THE PREMISE of the latest British effort to negotiate a settlement of the racial conflict in Rhodesia is that the situation has changed since January, when the latest effor collapsed. It's an understandable premise. True, in the battlefield, things are about the same: Guerrillas are inflicting painful but far from crippling losses on tth whites, who can probably hang on for some time. The British have a few new wrinkles in their diplomacy but nothing to alter the basic cause of its ineffectiveness, national weakness. There is, however, a new American President, one who, though untested, starts with a certain credibility among black nationalists. This is what lends interest to the newly announced American readiness to co-sponsor a fresh conference on Rhodesia, if the British (as expected) decide to convene one, and to participate in its actual work.

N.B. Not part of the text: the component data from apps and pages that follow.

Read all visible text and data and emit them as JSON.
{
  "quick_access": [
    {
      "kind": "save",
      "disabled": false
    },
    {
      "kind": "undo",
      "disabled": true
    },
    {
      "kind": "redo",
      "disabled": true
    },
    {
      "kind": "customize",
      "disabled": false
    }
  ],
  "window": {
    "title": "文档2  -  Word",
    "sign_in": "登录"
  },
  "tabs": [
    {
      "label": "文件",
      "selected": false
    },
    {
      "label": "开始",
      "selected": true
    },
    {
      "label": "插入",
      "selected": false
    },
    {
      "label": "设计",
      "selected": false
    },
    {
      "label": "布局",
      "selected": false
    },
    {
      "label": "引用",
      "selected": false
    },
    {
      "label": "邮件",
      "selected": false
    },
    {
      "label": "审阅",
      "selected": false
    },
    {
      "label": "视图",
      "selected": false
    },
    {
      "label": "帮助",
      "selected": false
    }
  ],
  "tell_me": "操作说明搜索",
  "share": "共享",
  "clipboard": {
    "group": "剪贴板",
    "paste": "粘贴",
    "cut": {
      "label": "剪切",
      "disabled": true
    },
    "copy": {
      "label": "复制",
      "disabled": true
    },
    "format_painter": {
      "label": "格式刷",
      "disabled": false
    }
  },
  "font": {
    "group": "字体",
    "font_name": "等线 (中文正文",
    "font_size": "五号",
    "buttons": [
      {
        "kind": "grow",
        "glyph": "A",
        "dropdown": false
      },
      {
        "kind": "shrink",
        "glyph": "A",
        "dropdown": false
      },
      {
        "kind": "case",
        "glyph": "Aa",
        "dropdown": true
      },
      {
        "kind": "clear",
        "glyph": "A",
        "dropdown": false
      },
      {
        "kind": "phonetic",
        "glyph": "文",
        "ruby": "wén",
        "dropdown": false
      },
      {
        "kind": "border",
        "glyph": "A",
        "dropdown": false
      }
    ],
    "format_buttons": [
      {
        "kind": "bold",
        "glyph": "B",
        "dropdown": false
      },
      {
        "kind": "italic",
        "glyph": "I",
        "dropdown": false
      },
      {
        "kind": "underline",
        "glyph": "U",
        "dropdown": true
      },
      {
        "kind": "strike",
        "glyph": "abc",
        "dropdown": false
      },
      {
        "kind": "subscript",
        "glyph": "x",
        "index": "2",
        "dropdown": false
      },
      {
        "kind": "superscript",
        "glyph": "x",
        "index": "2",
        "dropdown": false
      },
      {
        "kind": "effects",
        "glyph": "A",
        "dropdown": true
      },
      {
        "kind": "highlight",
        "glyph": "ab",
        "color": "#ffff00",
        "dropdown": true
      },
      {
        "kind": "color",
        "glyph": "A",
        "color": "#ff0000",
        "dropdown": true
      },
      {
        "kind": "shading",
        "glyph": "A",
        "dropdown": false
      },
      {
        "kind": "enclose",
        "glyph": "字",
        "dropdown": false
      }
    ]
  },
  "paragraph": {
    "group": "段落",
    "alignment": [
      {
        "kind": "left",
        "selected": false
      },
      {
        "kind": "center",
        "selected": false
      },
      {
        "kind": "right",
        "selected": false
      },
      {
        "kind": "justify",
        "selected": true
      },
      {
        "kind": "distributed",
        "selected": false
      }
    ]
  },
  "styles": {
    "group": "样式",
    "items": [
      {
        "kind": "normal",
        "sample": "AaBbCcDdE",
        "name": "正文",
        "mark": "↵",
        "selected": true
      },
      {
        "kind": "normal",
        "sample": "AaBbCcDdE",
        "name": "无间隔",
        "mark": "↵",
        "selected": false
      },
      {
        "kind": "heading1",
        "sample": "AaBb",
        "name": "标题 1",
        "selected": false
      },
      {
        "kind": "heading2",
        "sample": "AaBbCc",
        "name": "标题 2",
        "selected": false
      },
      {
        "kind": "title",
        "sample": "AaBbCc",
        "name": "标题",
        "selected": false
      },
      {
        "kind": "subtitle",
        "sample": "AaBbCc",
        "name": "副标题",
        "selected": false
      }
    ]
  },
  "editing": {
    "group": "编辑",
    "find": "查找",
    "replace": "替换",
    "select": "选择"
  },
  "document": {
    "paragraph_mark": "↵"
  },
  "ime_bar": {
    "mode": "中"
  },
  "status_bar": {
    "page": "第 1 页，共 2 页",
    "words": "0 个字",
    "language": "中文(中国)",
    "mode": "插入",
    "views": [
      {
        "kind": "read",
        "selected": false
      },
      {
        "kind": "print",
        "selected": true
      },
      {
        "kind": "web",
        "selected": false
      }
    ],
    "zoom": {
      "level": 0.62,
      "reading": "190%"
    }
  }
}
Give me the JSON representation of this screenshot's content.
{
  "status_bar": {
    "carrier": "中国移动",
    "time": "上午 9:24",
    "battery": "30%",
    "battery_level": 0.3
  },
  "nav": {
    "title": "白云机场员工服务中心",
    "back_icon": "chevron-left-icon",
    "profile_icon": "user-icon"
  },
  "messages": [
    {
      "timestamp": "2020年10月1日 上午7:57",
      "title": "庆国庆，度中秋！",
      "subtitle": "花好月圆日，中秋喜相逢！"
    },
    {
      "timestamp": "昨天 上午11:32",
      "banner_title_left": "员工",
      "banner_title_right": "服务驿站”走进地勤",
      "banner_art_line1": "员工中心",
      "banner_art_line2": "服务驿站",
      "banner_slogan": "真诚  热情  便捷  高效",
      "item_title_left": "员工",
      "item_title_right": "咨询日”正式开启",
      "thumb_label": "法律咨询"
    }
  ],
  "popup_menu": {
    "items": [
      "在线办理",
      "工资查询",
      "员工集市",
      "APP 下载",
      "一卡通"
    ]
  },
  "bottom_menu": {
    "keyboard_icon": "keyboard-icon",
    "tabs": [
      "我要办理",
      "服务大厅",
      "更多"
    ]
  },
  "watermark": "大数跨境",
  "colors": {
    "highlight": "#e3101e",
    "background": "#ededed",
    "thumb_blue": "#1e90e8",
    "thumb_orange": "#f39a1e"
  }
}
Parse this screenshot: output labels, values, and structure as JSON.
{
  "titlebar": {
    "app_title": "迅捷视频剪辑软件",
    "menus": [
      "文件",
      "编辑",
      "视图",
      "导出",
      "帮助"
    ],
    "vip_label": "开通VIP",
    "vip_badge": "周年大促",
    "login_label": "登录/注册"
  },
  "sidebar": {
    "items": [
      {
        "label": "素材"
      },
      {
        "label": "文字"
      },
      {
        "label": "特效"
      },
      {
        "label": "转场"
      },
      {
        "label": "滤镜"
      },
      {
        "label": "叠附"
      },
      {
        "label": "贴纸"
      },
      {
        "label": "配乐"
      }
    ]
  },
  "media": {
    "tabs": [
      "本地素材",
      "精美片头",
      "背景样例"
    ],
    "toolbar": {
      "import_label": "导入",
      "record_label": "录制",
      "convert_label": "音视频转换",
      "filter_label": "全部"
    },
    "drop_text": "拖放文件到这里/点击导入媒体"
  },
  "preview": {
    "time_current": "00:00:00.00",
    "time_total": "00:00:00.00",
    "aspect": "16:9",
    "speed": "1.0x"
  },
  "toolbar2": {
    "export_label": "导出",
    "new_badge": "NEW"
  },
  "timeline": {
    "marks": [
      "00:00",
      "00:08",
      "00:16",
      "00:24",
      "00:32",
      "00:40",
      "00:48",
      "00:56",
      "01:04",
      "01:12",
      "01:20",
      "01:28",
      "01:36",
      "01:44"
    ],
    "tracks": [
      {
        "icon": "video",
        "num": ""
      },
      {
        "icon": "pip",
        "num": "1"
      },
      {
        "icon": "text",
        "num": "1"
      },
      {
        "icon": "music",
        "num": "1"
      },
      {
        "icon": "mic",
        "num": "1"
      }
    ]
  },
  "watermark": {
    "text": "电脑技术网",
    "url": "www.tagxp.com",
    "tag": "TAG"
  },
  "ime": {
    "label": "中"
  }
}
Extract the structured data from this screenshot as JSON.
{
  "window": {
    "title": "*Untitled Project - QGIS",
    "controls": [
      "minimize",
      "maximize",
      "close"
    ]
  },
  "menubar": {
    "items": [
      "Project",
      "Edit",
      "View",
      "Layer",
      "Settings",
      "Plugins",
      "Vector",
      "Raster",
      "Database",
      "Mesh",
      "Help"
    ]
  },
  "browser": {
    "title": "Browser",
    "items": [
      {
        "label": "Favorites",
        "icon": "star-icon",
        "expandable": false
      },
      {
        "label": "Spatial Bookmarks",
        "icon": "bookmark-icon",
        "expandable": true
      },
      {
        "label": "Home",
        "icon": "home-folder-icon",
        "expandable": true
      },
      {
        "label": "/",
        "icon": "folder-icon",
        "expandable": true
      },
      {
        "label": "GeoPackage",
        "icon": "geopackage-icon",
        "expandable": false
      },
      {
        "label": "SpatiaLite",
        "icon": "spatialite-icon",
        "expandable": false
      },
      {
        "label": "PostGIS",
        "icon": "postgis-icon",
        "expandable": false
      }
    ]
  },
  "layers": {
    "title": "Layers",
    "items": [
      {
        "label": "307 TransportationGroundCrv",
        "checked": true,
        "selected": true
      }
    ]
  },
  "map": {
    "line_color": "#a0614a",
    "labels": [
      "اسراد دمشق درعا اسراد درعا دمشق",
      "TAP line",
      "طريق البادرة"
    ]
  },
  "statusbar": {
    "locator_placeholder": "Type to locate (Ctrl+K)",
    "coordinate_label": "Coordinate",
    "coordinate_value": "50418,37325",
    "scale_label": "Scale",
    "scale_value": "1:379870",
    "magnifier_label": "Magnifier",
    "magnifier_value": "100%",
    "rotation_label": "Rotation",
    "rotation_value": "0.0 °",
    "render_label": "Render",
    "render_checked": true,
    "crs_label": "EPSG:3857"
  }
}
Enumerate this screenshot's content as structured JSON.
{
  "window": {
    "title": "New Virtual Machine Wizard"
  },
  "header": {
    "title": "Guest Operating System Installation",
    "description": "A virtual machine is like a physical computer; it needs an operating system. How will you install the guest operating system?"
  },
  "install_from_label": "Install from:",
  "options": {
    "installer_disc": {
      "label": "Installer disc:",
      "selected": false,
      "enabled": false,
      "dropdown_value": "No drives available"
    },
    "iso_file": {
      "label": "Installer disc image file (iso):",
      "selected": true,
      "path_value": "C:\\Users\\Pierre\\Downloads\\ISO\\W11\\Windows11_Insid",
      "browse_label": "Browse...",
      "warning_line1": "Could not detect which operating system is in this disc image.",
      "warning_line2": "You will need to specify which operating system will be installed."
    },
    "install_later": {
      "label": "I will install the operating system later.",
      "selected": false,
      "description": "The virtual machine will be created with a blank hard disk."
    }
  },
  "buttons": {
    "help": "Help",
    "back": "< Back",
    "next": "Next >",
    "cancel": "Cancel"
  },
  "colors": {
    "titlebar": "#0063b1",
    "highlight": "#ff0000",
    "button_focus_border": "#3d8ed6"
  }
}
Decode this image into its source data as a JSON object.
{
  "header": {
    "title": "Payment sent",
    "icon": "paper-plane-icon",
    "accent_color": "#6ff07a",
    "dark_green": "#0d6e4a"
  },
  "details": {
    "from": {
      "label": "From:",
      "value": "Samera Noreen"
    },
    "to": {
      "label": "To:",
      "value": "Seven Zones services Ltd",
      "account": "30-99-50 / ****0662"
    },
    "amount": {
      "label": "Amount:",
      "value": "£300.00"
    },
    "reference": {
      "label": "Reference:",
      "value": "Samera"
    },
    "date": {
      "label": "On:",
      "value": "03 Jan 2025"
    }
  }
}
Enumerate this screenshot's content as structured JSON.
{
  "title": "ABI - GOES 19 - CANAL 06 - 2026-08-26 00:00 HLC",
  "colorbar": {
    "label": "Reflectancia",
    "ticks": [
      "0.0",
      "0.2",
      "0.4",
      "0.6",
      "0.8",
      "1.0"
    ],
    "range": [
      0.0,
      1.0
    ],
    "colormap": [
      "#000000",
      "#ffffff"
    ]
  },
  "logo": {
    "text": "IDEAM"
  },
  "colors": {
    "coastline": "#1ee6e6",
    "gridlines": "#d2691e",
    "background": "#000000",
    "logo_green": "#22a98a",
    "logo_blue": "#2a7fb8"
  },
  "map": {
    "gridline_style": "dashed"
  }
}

Given the evident American unwillingness to offer more than words and some money, which is what the last administration offered to no avail, it has to be asked, nonetheless, what purpose will be served by a more prominent American role. It is all very well for Washington to proclaim a commitment to Africa's wellbeing, to peaceble settlement of disputes, and to multiracialism. But will this slow down the guerillas, who may feel that by fighting they can reap all the power rather than just a share? Will it induce Ian Smith to entrust the white community's welfare to "guarantors" far from the scene and demonstrably reluntant to act? It is worth a trip to Geneva merely to hold the British government's coat a new conference?
In fact, a conceivable result of the British-American approach to an "international solution," one including the guerrillas based outside the country, is an intensified drive by Mr. Smith and Bishop Abel Muzorewa to reach an "internal solution," one made with "moderate" blacks at home. Last January, Secretary of State Vance, new in office, dismissed "the so-called internal solution." But suppose Mr. Smith and the Biship, who is not a puppet but a politician with broad popular support, hatched a quick-majority-rule plan that allowed participation in internationally sanctioned electionseven by the guerrilla elements now proscribed. And what if the probable alternative was a sequence beginning with a new conference and ending in a rout of whites, a black civil war, and economic ruin?
Perhaps it will turn out for the worse whatever is now done. But we think there is ample reason to encourage Mr. Smith and moderate nationlists to try to make it come out better, if they can.